» **Problem statement**:
Report each line of the data below in which "Resume" appears.

» **Data for review**:
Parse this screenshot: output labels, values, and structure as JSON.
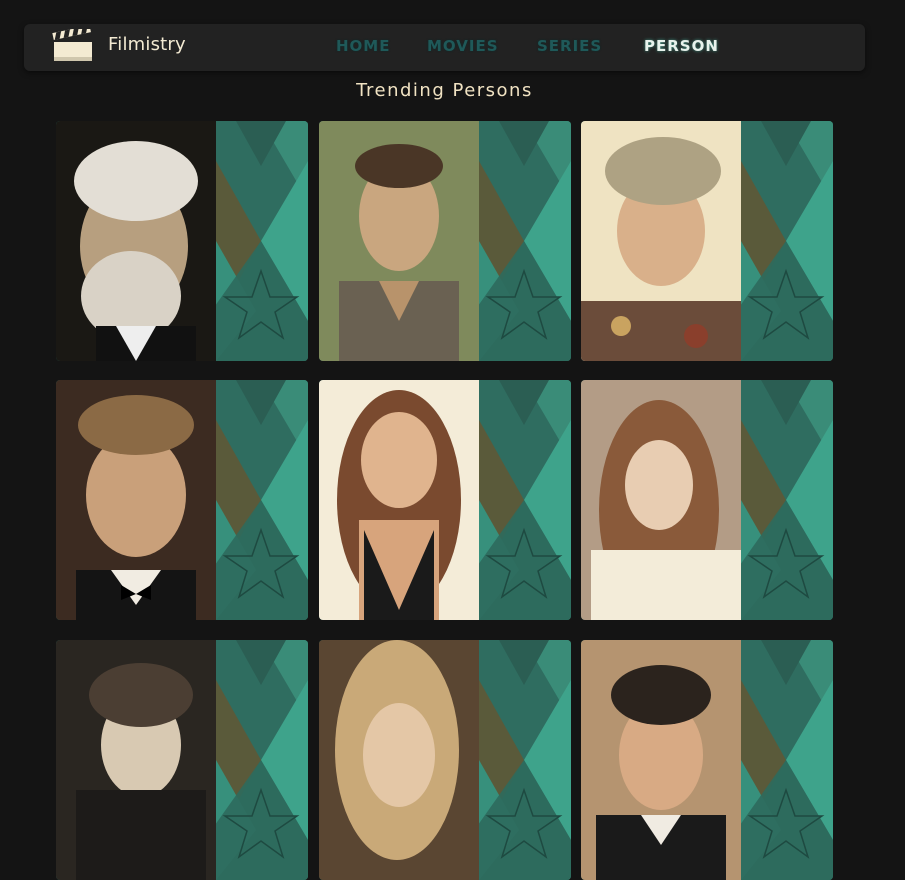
{
  "header": {
    "brand": "Filmistry",
    "nav": [
      {
        "label": "HOME",
        "active": false
      },
      {
        "label": "MOVIES",
        "active": false
      },
      {
        "label": "SERIES",
        "active": false
      },
      {
        "label": "PERSON",
        "active": true
      }
    ]
  },
  "main": {
    "title": "Trending Persons"
  },
  "colors": {
    "background": "#141414",
    "navbar": "#222222",
    "nav_inactive": "#1f5959",
    "nav_active": "#e8f2ec",
    "title": "#f1e3c3",
    "card_teal": "#2a5c52",
    "card_accent": "#3ea38b"
  }
}
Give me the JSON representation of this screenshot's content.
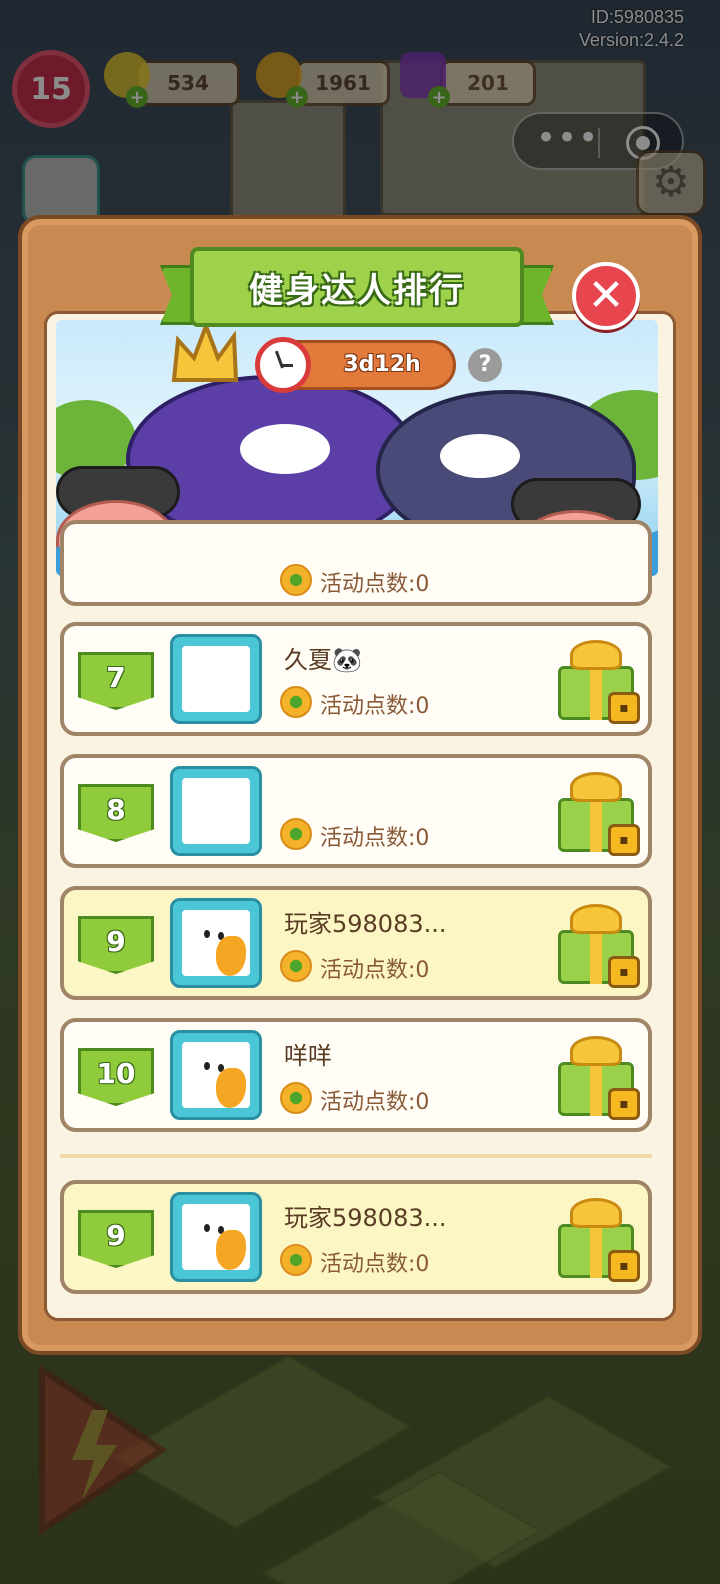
{
  "header": {
    "user_id": "ID:5980835",
    "version": "Version:2.4.2"
  },
  "hud": {
    "level": "15",
    "energy": "534",
    "coins": "1961",
    "gems": "201",
    "plus": "+"
  },
  "capsule": {
    "more_label": "•••"
  },
  "modal": {
    "title": "健身达人排行",
    "close": "✕",
    "timer": "3d12h",
    "help": "?"
  },
  "rows": [
    {
      "rank": "7",
      "name": "久夏🐼",
      "points": "活动点数:0",
      "avatar": "dog-photo",
      "highlight": false
    },
    {
      "rank": "8",
      "name": "",
      "points": "活动点数:0",
      "avatar": "bag-photo",
      "highlight": false
    },
    {
      "rank": "9",
      "name": "玩家598083...",
      "points": "活动点数:0",
      "avatar": "duck",
      "highlight": true
    },
    {
      "rank": "10",
      "name": "咩咩",
      "points": "活动点数:0",
      "avatar": "duck",
      "highlight": false
    }
  ],
  "partial_row": {
    "points": "活动点数:0"
  },
  "my_row": {
    "rank": "9",
    "name": "玩家598083...",
    "points": "活动点数:0",
    "avatar": "duck",
    "highlight": true
  },
  "colors": {
    "accent_green": "#8fcb3b",
    "panel_brown": "#c98a52",
    "close_red": "#e8464f",
    "timer_orange": "#e27a3c"
  }
}
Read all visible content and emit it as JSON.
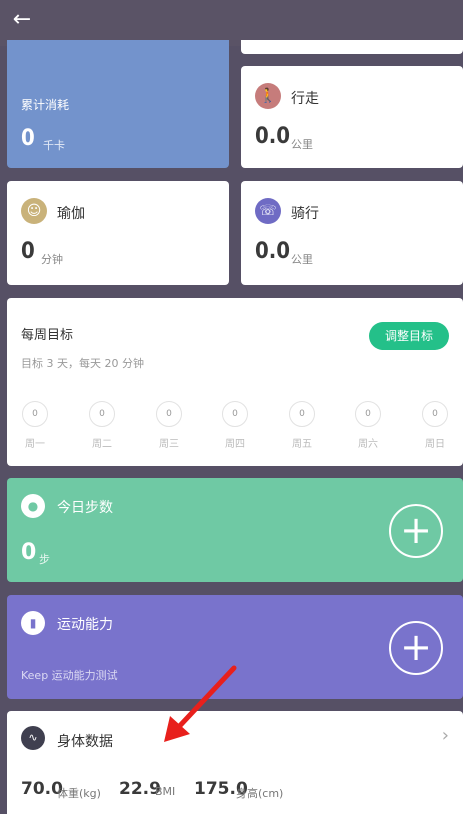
{
  "header": {
    "back_icon": "back-arrow-icon"
  },
  "calorie": {
    "title": "累计消耗",
    "value": "0",
    "unit": "千卡"
  },
  "walk": {
    "title": "行走",
    "value": "0.0",
    "unit": "公里",
    "icon": "walk-icon",
    "color": "#c67c7b"
  },
  "yoga": {
    "title": "瑜伽",
    "value": "0",
    "unit": "分钟",
    "icon": "yoga-icon",
    "color": "#c9b27a"
  },
  "cycling": {
    "title": "骑行",
    "value": "0.0",
    "unit": "公里",
    "icon": "bicycle-icon",
    "color": "#6f6bc4"
  },
  "weekly_goal": {
    "title": "每周目标",
    "subtitle": "目标 3 天，每天 20 分钟",
    "adjust_button": "调整目标",
    "days": [
      {
        "label": "周一",
        "value": "0"
      },
      {
        "label": "周二",
        "value": "0"
      },
      {
        "label": "周三",
        "value": "0"
      },
      {
        "label": "周四",
        "value": "0"
      },
      {
        "label": "周五",
        "value": "0"
      },
      {
        "label": "周六",
        "value": "0"
      },
      {
        "label": "周日",
        "value": "0"
      }
    ]
  },
  "steps": {
    "title": "今日步数",
    "value": "0",
    "unit": "步",
    "icon": "footprint-icon"
  },
  "ability": {
    "title": "运动能力",
    "subtitle": "Keep 运动能力测试",
    "icon": "bar-chart-icon"
  },
  "body_data": {
    "title": "身体数据",
    "weight_value": "70.0",
    "weight_unit": "体重(kg)",
    "bmi_value": "22.9",
    "bmi_unit": "BMI",
    "height_value": "175.0",
    "height_unit": "身高(cm)"
  },
  "colors": {
    "green": "#24c089",
    "teal": "#6fc9a4",
    "purple": "#7973cc",
    "blue": "#7393cc",
    "annotation_arrow": "#e8201c"
  }
}
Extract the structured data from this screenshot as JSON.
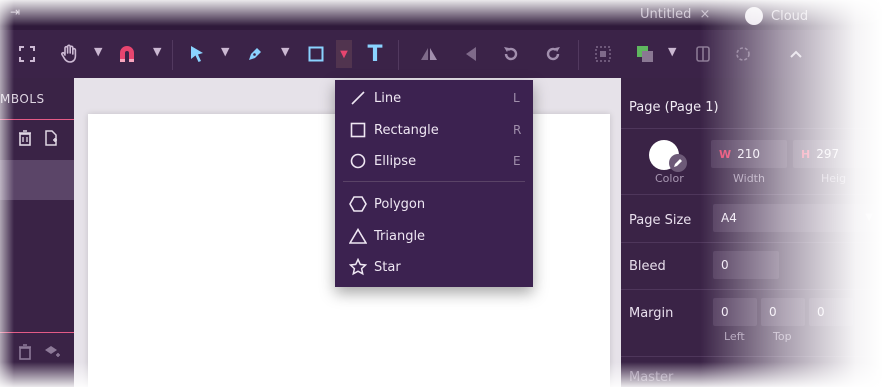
{
  "topbar": {
    "doc_tab": "Untitled",
    "close_glyph": "×",
    "cloud_label": "Cloud",
    "corner_glyph": "⇥"
  },
  "left_panel": {
    "header": "MBOLS"
  },
  "menu": {
    "items": [
      {
        "label": "Line",
        "shortcut": "L",
        "icon": "line-icon"
      },
      {
        "label": "Rectangle",
        "shortcut": "R",
        "icon": "rectangle-icon"
      },
      {
        "label": "Ellipse",
        "shortcut": "E",
        "icon": "ellipse-icon"
      },
      {
        "label": "Polygon",
        "shortcut": "",
        "icon": "polygon-icon"
      },
      {
        "label": "Triangle",
        "shortcut": "",
        "icon": "triangle-icon"
      },
      {
        "label": "Star",
        "shortcut": "",
        "icon": "star-icon"
      }
    ]
  },
  "right_panel": {
    "title": "Page (Page 1)",
    "color_label": "Color",
    "width_prefix": "W",
    "width_value": "210",
    "width_label": "Width",
    "height_prefix": "H",
    "height_value": "297",
    "height_label": "Heig",
    "page_size_label": "Page Size",
    "page_size_value": "A4",
    "bleed_label": "Bleed",
    "bleed_value": "0",
    "margin_label": "Margin",
    "margin_left_value": "0",
    "margin_top_value": "0",
    "margin_right_value": "0",
    "margin_left_label": "Left",
    "margin_top_label": "Top",
    "master_label": "Master"
  },
  "colors": {
    "accent": "#e8456f",
    "toolbar_bg": "#3b2348",
    "panel_bg": "#3a2346",
    "menu_bg": "#3c2250",
    "canvas_bg": "#e6e2e9"
  }
}
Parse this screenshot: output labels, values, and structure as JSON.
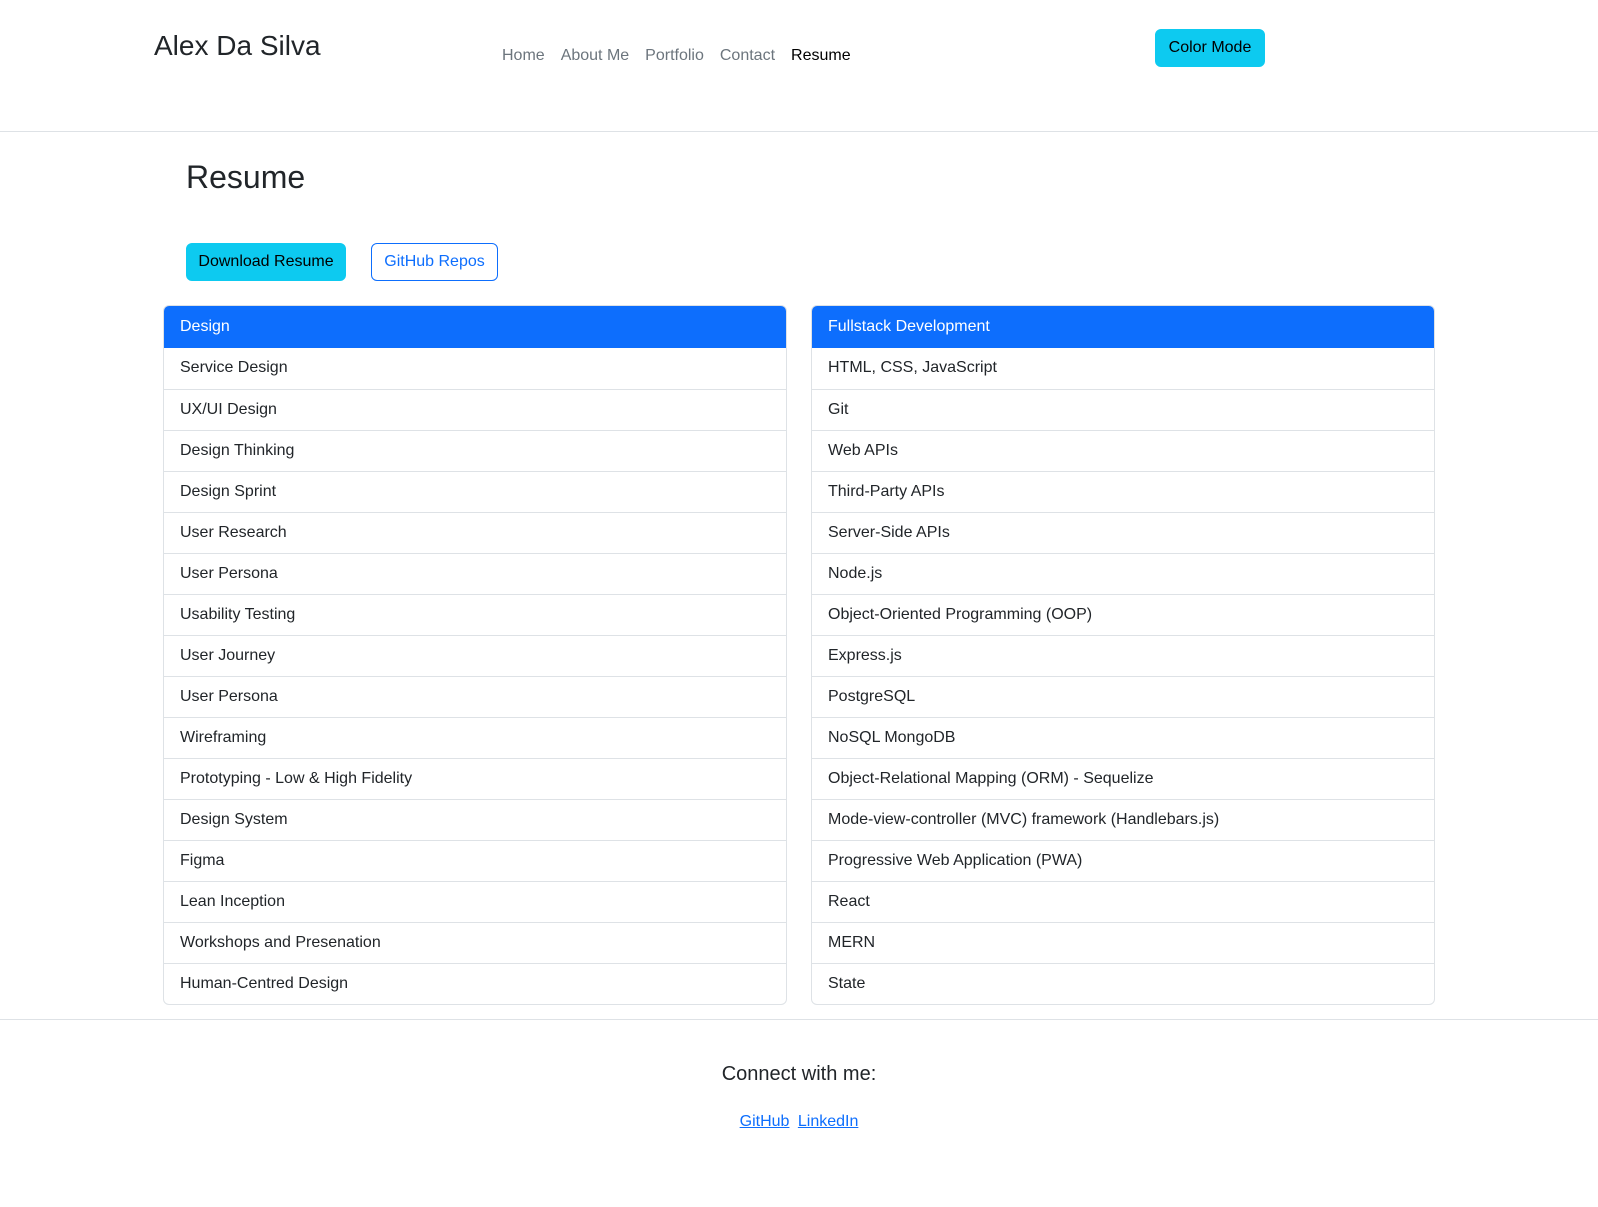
{
  "header": {
    "brand": "Alex Da Silva",
    "nav": [
      {
        "label": "Home"
      },
      {
        "label": "About Me"
      },
      {
        "label": "Portfolio"
      },
      {
        "label": "Contact"
      },
      {
        "label": "Resume",
        "active": true
      }
    ],
    "color_mode_label": "Color Mode"
  },
  "main": {
    "title": "Resume",
    "download_label": "Download Resume",
    "github_repos_label": "GitHub Repos",
    "design": {
      "heading": "Design",
      "items": [
        "Service Design",
        "UX/UI Design",
        "Design Thinking",
        "Design Sprint",
        "User Research",
        "User Persona",
        "Usability Testing",
        "User Journey",
        "User Persona",
        "Wireframing",
        "Prototyping - Low & High Fidelity",
        "Design System",
        "Figma",
        "Lean Inception",
        "Workshops and Presenation",
        "Human-Centred Design"
      ]
    },
    "fullstack": {
      "heading": "Fullstack Development",
      "items": [
        "HTML, CSS, JavaScript",
        "Git",
        "Web APIs",
        "Third-Party APIs",
        "Server-Side APIs",
        "Node.js",
        "Object-Oriented Programming (OOP)",
        "Express.js",
        "PostgreSQL",
        "NoSQL MongoDB",
        "Object-Relational Mapping (ORM) - Sequelize",
        "Mode-view-controller (MVC) framework (Handlebars.js)",
        "Progressive Web Application (PWA)",
        "React",
        "MERN",
        "State"
      ]
    }
  },
  "footer": {
    "title": "Connect with me:",
    "links": [
      {
        "label": "GitHub"
      },
      {
        "label": "LinkedIn"
      }
    ]
  },
  "colors": {
    "accent_cyan": "#0dcaf0",
    "primary_blue": "#0d6efd",
    "text": "#212529",
    "muted": "#6c757d",
    "border": "#dee2e6"
  }
}
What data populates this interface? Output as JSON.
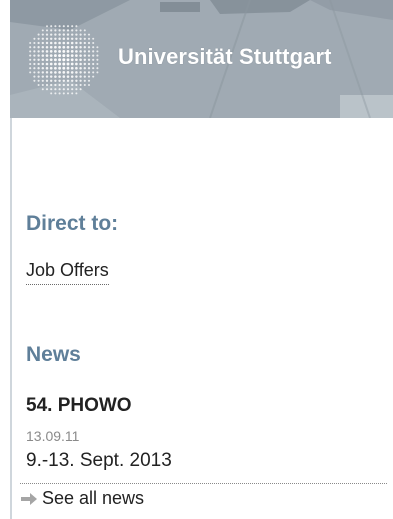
{
  "header": {
    "university_name": "Universität Stuttgart",
    "logo_icon": "university-seal-dots"
  },
  "direct_to": {
    "heading": "Direct to:",
    "links": [
      {
        "label": "Job Offers"
      }
    ]
  },
  "news": {
    "heading": "News",
    "items": [
      {
        "title": "54. PHOWO",
        "date": "13.09.11",
        "description": "9.-13. Sept. 2013"
      }
    ],
    "see_all_label": "See all news",
    "see_all_icon": "arrow-right-icon"
  },
  "colors": {
    "heading": "#5f7f99",
    "text": "#222222",
    "date": "#8a8a8a",
    "header_bg": "#9aa6b0"
  }
}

» **Solution for this problem**:
        "label": "Resume",
    "title": "Resume",
    "download_label": "Download Resume",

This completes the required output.